Yao has published several books, including Installation Art in Taiwan since 1991–2001 (2002), The New Wave of Contemporary Taiwan Photography Since 1999 (2003), Roam the Ruins of Taiwan (2004), and Performance Art in Taiwan 1978–2004 (2005). His works have been housed in the collections of the Taipei Fine Arts Museum, Taipei, Taiwan; Kaohsiung Museum of Fine Arts, Kaohsiung, Taiwan; National Taiwan Museum of Fine Arts, Taichung, Taiwan; Asia University Museum of Modern Art, Taichung, Taiwan; Kuandu Museum of Fine Arts, Taipei, Taiwan; Hong-gah Museum, Taipei, Taiwan; Queensland Art Gallery, Brisbane, Australia; Herbert F. Johnson Museum of Art Collection, Cornell University, USA; Kadist Foundation, San Francisco, USA, among other renowned institutions. His past teaching experiences include the Taipei National University of the Arts, National Taiwan University of Science and Technology, National Taipei University of Education, and Shih Chien University. Now Yao Jui-chung works as an artist and holds a teaching position at the National Taiwan Normal University’s Department of Fine Arts.
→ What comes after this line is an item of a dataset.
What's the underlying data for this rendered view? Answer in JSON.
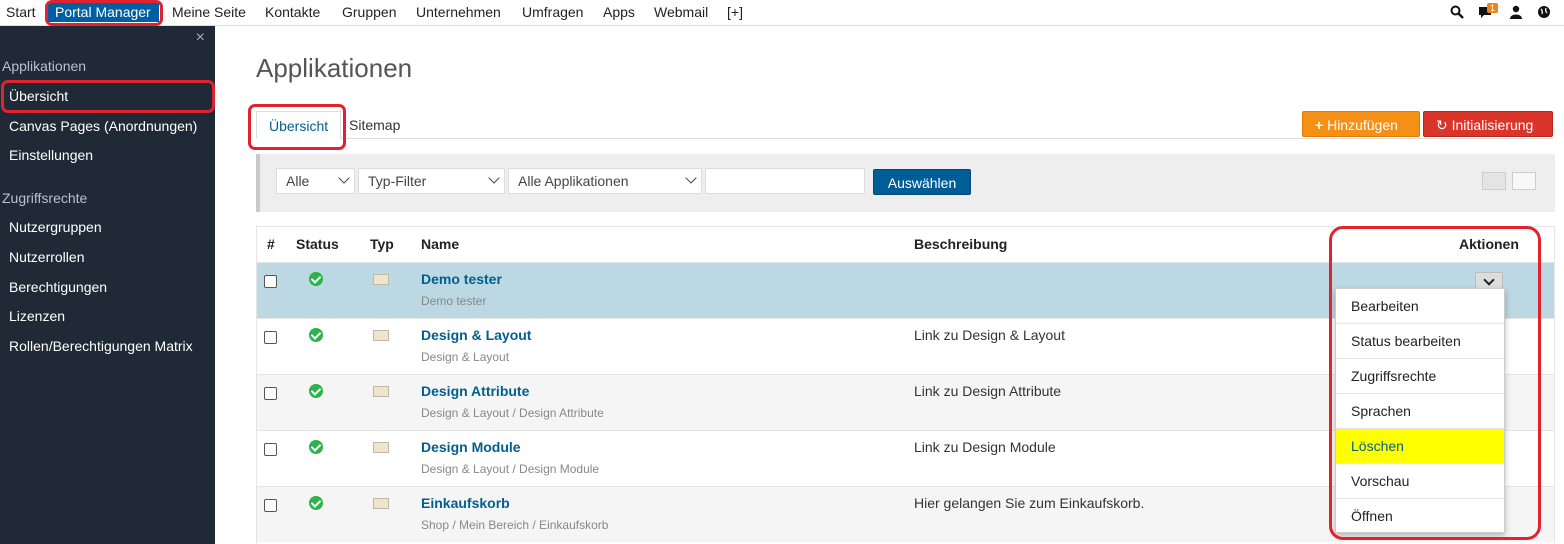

He is also a board member of the National Culture and Arts Foundation